As leaders seek to gain deeper insights into the developments and sentiment within their workforce, the demand for HR analytics is booming. Using the right IT system is essential to getting the most from outfits examining workforce effectiveness – and experts from Quintop Management Consultants have provided four steps to help select the right tool for the job.
Step 1: Understand the business and ask the right questions
According to Quintop’s experts, the most common mistake with choosing any tool within an organisation is looking at technology in isolation. It is important to keep in mind that the end goal of using a people analytics tool is to drive decision making that contributes to achieving organisational goals. It is therefore an important first step to understand the business and its unique needs, before diving into the implementation of a new analytics scheme which might be ill-suited to an organisation’s actual requirements.
Focusing on questions which relate to the performance of their HR needs before adopting a new tool will help to ground its implementation in an air-tight business case. For example, if organisations are focused on issues such as their turnover, whether they offer equal pay, how quickly they hope to fill vacancies, they might want to pay attention to tools which are specialised in providing insights into workforce data throughout the whole employee life-cycle.

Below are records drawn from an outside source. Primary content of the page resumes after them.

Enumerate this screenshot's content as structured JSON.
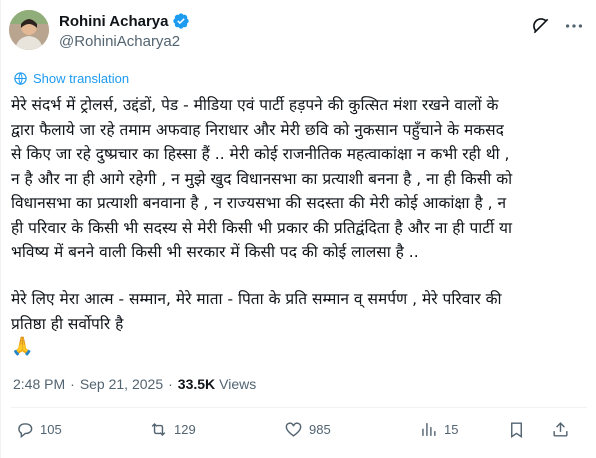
{
  "author": {
    "name": "Rohini Acharya",
    "handle": "@RohiniAcharya2"
  },
  "translate_label": "Show translation",
  "body": {
    "paragraph1": "मेरे संदर्भ में ट्रोलर्स, उद्दंडों, पेड - मीडिया एवं पार्टी हड़पने की कुत्सित मंशा रखने वालों के\nद्वारा फैलाये जा रहे तमाम अफवाह निराधार और मेरी छवि को नुकसान पहुँचाने के मकसद\nसे किए जा रहे दुष्प्रचार का हिस्सा हैं .. मेरी कोई राजनीतिक महत्वाकांक्षा न कभी रही थी ,\nन है और ना ही आगे रहेगी , न मुझे खुद विधानसभा का प्रत्याशी बनना है , ना ही किसी को\nविधानसभा का प्रत्याशी बनवाना है , न राज्यसभा की सदस्ता की मेरी कोई आकांक्षा है , न\nही परिवार के किसी भी सदस्य से मेरी किसी भी प्रकार की प्रतिद्वंदिता है और ना ही पार्टी या\nभविष्य में बनने वाली किसी भी सरकार में किसी पद की कोई लालसा है ..",
    "paragraph2": "मेरे लिए मेरा आत्म - सम्मान, मेरे माता - पिता के प्रति सम्मान व् समर्पण , मेरे परिवार की\nप्रतिष्ठा ही सर्वोपरि है",
    "emoji": "🙏"
  },
  "meta": {
    "time": "2:48 PM",
    "date": "Sep 21, 2025",
    "views_count": "33.5K",
    "views_label": "Views"
  },
  "actions": {
    "replies": "105",
    "reposts": "129",
    "likes": "985",
    "bookmarks": "15"
  },
  "colors": {
    "accent": "#1d9bf0",
    "muted": "#536471",
    "text": "#0f1419"
  }
}
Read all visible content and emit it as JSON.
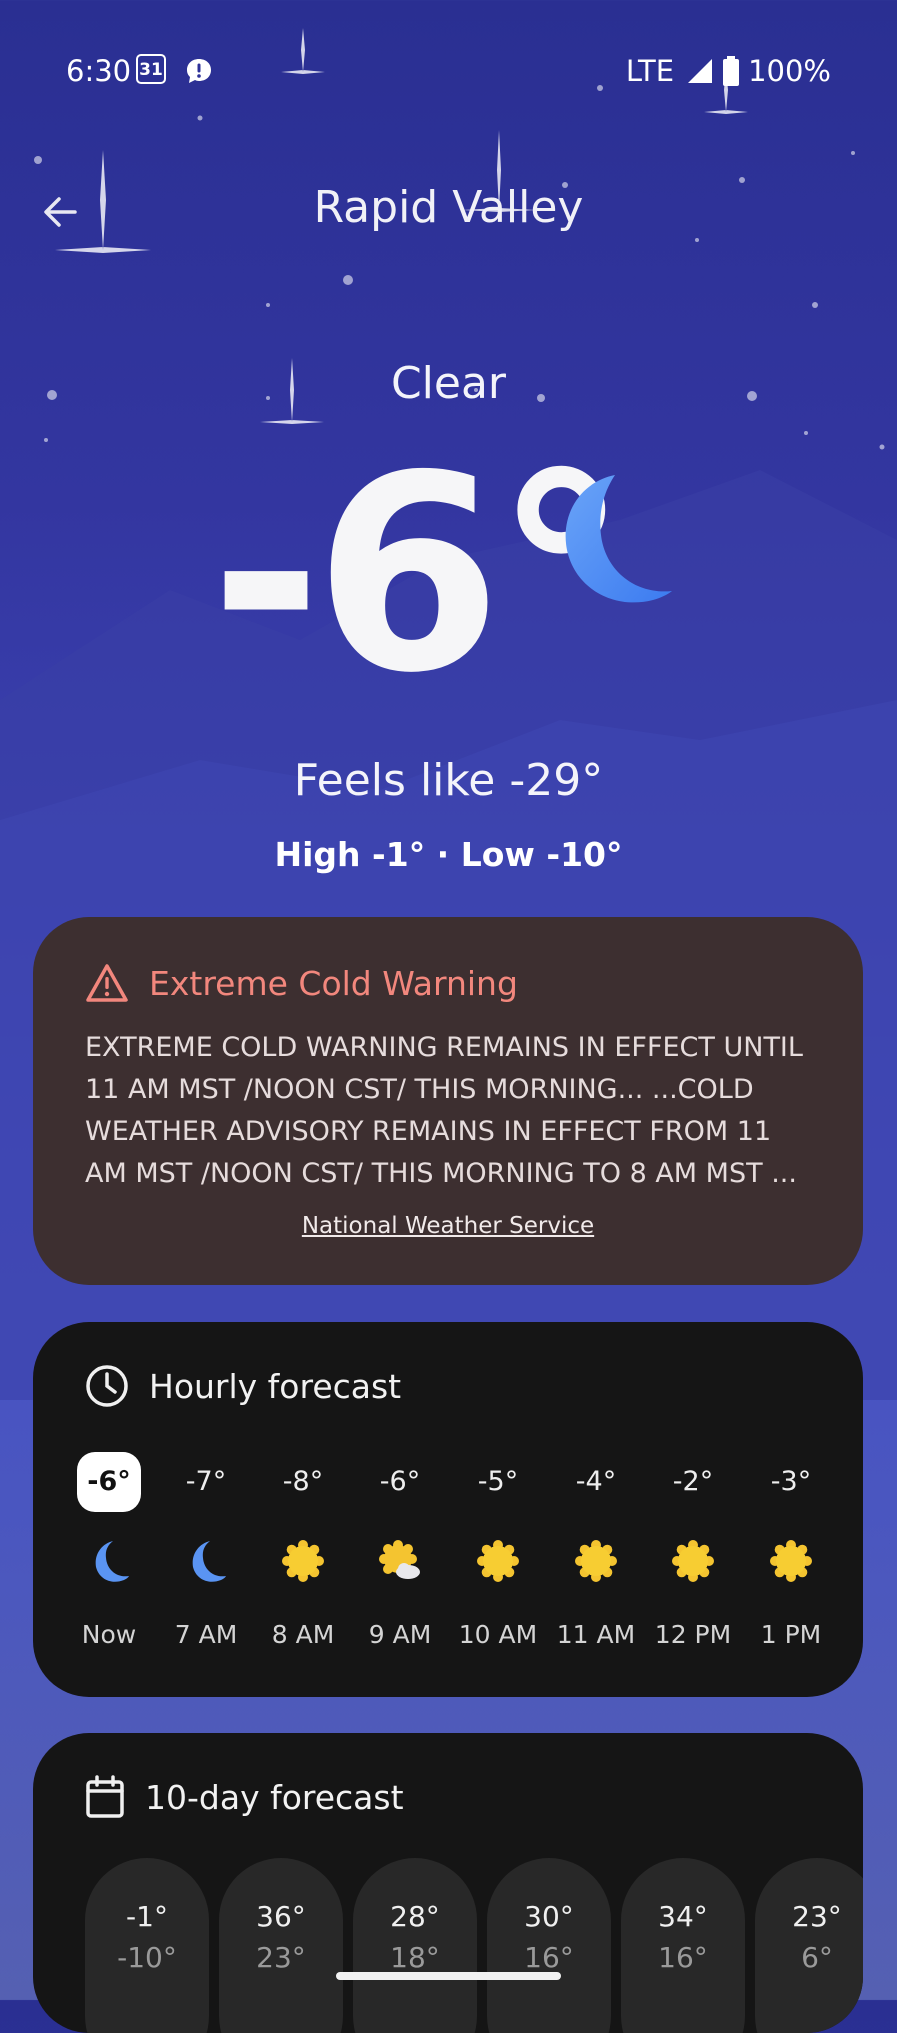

At the same time, if a company is concerned more with the return on investment of sales training, or profiling its most productive team leaders, an organisation would do well to focus on analytics programmes linking different data sources, both people and non-people related data, and provide answers to these types of questions.
Step 2: Know your data and IT landscape
Quintop’s second piece of advice for companies is to create a clear overview of their IT landscapes, as well as the stored data they will rely on for insights in some important topics. This could save time, as some organisations might be able to leverage analytics tools already implemented and used by other parts of the organisation.
At the same time, this holistic approach to a business’ IT systems could enable cross functional analyses from multiple sources, meaning that for example HR data and finance or sales data could be used to answer questions relating to employee engagement and sales results.
However, when sharing tools, it is important to have a clear authorisation governance to protect the data privacy of employees. Some organisations have strict IT policies that can heavily impact the choices available to different departments. However, relying on previously gathered data from beyond the remit of the department’s mandate can be a risk, as it may be unable to guarantee its accuracy. Ensuring data quality is paramount to successful analytic regimes.
To this end, organisations should always consider whether their new tools need to be able to support them with data quality improvements. Some tools contain business rules that flag data inconsistencies and also help to track data completeness. If this is one of the goals, organisations will need to make sure the tool they select possesses this functionally.
Step 3: Know your users and consumers
Further relating to the quality control of data to be processed by HR analytics, Quintop advises that firms should identify who will initially analyse and process data, and who their consumers actually are throughout the organisation. Users should be differentiated from consumers, since they both have different needs and expectations for using data – and the system of delivery for analytics from one to the other may impact which analytics tool is most suitable.
A firm might think it is best to have employees working in IT who perform the actual data analyses with a counterpart within HR who communicates insights to the business – meanwhile a firm could also have a dedicated people analytics Centre of Expertise who processes and analyses the data, and shares outcomes with stakeholders. Lastly, the firm could even have the end user, like a HR or business manager, directly analyse the data from the tool themselves – ensuring a stringent string of quality control before HR analytics are consumed.
In the first two examples, an organisation might need to choose a more technical tool, while the last example asks for a more user-friendly tool that can be understood by anyone.
Step 4: Think about time and budget
Finally, for the fourth step recommended by Quintop, organisations should dive into the aspects of time and budget. The crucial question is when does a firm need to go live with its people analytics tool – and answering this question will give a crucial insight into the time available for building and implementing a specific tool, collecting the first data, testing outcomes and training users.
For instance, tools with a plug-and-play characteristic are easy to implement – but they will not always allow users to take complete control of the analytics, as analyses are already structured and fixed by the vendors of those tools. This means that if there is more time to create a HR analytics set-up, some firms might prefer to start from scratch. Those with less time to work in will likely do best to plump for a plug-and-play though.
Next to this, companies should be aware of the costs associated to the implementation, maintenance and use of their data tool. Organisations need to be aware if their budget has room for costs of additional features, storage or the hiring of external expertise for its implementation. Companies will need to consider whether to invest either the major part of their budget during the implementation phase by selecting a plug-and-play option, or spending it gradually by investing in their own labour and giving up their own time for a self-service solution.